Using the listing below, report each line holding the string "device".
Segment Start: Data section
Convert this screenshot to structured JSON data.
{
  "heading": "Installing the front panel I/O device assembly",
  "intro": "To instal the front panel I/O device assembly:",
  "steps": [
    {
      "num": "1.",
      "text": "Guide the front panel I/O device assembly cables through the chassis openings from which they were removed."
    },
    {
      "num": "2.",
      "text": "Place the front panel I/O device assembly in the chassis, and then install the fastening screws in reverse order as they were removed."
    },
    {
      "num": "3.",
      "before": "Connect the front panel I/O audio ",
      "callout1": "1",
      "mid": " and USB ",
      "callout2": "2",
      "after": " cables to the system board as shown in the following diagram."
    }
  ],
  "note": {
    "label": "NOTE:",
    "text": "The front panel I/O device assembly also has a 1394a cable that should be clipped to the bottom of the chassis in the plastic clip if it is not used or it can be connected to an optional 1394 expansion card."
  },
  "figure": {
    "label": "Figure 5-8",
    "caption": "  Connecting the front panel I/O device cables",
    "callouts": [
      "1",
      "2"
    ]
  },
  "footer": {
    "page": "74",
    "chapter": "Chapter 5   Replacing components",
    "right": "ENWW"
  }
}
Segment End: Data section
Result for this task
  "heading": "Installing the front panel I/O device assembly",
  "intro": "To instal the front panel I/O device assembly:",
      "text": "Guide the front panel I/O device assembly cables through the chassis openings from which they were removed."
      "text": "Place the front panel I/O device assembly in the chassis, and then install the fastening screws in reverse order as they were removed."
    "text": "The front panel I/O device assembly also has a 1394a cable that should be clipped to the bottom of the chassis in the plastic clip if it is not used or it can be connected to an optional 1394 expansion card."
    "caption": "  Connecting the front panel I/O device cables",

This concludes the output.